(Record set)

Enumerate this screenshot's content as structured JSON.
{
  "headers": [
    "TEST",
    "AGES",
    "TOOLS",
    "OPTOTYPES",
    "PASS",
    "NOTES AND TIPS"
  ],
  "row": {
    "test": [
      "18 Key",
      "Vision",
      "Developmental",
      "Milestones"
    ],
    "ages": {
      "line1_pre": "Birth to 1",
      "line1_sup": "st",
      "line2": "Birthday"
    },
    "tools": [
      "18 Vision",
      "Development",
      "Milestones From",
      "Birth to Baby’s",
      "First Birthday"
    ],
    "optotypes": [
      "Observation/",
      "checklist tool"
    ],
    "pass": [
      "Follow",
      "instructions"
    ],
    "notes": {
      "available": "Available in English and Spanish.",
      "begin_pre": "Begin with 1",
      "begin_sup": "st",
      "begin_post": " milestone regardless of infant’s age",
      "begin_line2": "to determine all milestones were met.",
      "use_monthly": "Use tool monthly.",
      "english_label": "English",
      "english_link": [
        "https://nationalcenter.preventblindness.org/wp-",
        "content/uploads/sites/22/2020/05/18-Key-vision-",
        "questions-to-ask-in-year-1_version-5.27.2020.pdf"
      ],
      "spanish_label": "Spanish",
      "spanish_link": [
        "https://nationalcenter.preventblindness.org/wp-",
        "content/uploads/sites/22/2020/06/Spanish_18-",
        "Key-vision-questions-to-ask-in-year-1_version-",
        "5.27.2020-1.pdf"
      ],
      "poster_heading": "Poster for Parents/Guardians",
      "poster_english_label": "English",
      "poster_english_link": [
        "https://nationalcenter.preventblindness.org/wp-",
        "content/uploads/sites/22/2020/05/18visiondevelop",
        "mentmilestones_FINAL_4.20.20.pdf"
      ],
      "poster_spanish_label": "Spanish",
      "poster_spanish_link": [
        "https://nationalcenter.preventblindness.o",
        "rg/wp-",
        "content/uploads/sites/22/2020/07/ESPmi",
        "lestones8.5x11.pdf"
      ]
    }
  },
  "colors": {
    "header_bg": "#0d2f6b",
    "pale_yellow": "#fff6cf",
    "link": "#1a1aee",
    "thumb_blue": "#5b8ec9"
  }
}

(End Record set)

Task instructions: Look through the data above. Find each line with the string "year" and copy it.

Response area:
        "questions-to-ask-in-year-1_version-5.27.2020.pdf"
        "Key-vision-questions-to-ask-in-year-1_version-",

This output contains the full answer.